What to Expect During Treatment
Botulinum toxin injections are non-surgical and typically completed during an office visit. Your initial treatment will begin with a consultation, during which you will meet with your cosmetic surgeon to discuss your concerns and goals.
During your consultation, your cosmetic surgeon will evaluate your area of concern and go over your medical history. Even though there is little risk of major complications for most patients, it is still imperative that you share your medical history fully and openly with your provider before treatment, as certain allergies, skin and neurological conditions, or medications can make treatment unsuitable for a patient. For instance, you need to tell your cosmetic surgeon if you have been taking NSAIDs (e.g., aspirin, ibuprofen, naproxen) or blood thinners.
Your Botox-type injectable treatment
Just before the actual treatment, you may be given a topical anesthetic to numb the area prior to injection, though many patients find this unnecessary, as the needles used to inject botulinum toxins are very thin and the injections are not very deep. Your provider will reconstitute the botulinum toxin into a solution, and inject this solution into the muscle at strategic points. Most patients describe a pinching feeling during the injection, though not much pain.
You will be able to go back to your normal activities right after treatment, but your cosmetic surgeon may ask you to take the day off from exercise or other strenuous activity, and to keep your head upright for the rest of the day. Mild redness, swelling at the injection site, and bruising are the most common side effects.
Following treatment, you will not see results immediately.
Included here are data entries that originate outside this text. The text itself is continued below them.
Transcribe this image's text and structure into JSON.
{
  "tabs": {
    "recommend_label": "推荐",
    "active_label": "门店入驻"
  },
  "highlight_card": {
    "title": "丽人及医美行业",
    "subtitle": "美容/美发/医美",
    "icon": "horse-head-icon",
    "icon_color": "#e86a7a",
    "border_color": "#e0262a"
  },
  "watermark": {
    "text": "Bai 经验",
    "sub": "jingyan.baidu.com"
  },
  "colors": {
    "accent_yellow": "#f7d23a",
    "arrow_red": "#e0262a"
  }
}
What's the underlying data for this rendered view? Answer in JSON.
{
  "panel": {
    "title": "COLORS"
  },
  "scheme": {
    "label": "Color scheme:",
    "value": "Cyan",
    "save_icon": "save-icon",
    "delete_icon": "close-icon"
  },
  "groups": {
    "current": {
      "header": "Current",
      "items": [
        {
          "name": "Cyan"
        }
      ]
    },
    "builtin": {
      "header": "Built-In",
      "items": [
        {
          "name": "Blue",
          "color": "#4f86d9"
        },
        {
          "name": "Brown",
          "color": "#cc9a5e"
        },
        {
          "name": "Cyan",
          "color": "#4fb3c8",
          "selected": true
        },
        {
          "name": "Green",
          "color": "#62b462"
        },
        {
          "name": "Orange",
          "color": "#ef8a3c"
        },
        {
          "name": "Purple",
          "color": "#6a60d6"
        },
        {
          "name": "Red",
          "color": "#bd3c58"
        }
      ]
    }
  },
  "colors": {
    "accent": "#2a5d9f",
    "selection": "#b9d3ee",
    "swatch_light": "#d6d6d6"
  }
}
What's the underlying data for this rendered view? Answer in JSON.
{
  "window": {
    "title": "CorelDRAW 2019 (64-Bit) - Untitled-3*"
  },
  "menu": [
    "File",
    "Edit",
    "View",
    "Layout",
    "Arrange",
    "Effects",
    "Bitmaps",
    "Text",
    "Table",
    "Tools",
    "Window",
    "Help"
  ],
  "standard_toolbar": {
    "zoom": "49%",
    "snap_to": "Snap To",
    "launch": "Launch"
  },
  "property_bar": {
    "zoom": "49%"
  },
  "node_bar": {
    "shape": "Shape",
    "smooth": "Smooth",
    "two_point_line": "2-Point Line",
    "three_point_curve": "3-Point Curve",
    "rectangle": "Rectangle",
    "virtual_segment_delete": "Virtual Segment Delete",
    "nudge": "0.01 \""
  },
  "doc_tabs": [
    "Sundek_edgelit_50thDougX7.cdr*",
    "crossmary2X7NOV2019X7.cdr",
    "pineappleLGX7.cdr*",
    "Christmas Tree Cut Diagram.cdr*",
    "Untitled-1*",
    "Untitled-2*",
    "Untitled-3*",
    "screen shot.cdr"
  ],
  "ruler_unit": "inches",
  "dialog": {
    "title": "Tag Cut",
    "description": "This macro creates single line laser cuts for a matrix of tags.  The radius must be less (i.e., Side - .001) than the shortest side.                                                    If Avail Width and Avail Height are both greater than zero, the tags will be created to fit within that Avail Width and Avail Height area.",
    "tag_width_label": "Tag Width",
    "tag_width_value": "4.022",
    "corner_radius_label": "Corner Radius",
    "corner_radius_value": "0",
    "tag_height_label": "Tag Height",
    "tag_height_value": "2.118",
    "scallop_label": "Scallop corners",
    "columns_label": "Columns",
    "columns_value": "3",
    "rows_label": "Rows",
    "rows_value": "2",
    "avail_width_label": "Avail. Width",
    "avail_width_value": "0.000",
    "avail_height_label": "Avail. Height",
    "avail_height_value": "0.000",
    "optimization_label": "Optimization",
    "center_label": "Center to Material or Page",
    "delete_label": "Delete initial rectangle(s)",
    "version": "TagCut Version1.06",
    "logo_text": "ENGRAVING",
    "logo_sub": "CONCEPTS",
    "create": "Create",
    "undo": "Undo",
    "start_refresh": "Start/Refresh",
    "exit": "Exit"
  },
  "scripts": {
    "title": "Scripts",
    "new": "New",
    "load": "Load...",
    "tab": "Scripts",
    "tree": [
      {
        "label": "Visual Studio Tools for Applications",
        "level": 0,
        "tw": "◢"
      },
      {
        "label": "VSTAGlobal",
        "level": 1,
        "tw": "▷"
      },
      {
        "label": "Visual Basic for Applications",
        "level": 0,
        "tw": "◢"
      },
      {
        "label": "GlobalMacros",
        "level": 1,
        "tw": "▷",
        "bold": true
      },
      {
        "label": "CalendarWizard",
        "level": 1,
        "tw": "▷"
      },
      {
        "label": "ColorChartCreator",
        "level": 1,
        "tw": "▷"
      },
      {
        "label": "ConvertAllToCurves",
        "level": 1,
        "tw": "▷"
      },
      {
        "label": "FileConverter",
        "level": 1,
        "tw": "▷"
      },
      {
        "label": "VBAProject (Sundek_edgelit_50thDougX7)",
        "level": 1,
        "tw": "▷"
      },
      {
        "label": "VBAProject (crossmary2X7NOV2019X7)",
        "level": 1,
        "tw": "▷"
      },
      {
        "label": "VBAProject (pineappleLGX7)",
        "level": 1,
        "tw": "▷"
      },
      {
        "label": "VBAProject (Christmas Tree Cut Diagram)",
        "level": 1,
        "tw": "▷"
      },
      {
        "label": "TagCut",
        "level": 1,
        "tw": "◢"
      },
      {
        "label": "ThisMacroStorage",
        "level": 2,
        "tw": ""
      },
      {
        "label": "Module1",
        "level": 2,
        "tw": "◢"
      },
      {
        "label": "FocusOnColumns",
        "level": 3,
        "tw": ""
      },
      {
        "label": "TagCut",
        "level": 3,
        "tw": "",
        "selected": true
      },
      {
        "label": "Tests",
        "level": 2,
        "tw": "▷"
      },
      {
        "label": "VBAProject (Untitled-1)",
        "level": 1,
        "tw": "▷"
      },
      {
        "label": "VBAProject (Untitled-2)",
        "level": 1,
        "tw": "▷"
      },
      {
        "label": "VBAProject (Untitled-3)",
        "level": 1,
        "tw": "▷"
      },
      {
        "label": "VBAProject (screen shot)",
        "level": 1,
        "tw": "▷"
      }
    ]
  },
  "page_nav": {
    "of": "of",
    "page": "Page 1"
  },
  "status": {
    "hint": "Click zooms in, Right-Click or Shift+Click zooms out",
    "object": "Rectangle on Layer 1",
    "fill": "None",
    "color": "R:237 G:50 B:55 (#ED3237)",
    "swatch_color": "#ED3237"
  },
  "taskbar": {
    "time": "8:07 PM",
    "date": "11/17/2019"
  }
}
This is expected, so do not worry that treatment hasn’t worked. Depending on the patient, product used, and area treated, final results are typically reached 3 to 7 days after initial treatments. If this is your first botulinum toxin treatment, your cosmetic surgeon may initially inject a more conservative amount and touch up the results during a follow up treatment. This helps to ensure natural, optimal results without the risk of over-treating an area.
How Long Do the Results Last?
The wrinkle-reducing effects from botulinum treatments will vary depending on the patient, the area treated, and the product used, but results will typically last anywhere from 3 to 6 months. To maintain your results, your cosmetic surgeon will simply repeat treatment, adjusting dosage and techniques as necessary to ensure optimal results.
What Else Can Neurotoxins Help With?
While botulinum toxin type A is most commonly used to treat facial wrinkles, cosmetic surgeons can also use neurotoxins to address other aesthetic concerns that are associated with nerve and muscle activity:
- Reduce excessive sweating. Botulinum type A injections can be used to interrupt the nerve impulses that activate the sweat glands, helping alleviate embarrassment from excessive sweating on the armpits, hands or feet.
- Soften vertical neck bands. If you are bothered by prominent vertical bands on your neck, botulinum toxins can be used to relax the responsible muscles and give your neck a smoother, softer appearance.
With an experienced, qualified provider, Botox-type injectables provide natural-looking rejuvenation with a safe, convenient procedure with virtually no downtime. The best way to learn whether you are a good candidate for botulinum toxin injections is to meet with a board certified cosmetic surgeon for a consultation. Use our ABCS Find-a-Surgeon tool to locate a cosmetic surgeon near you.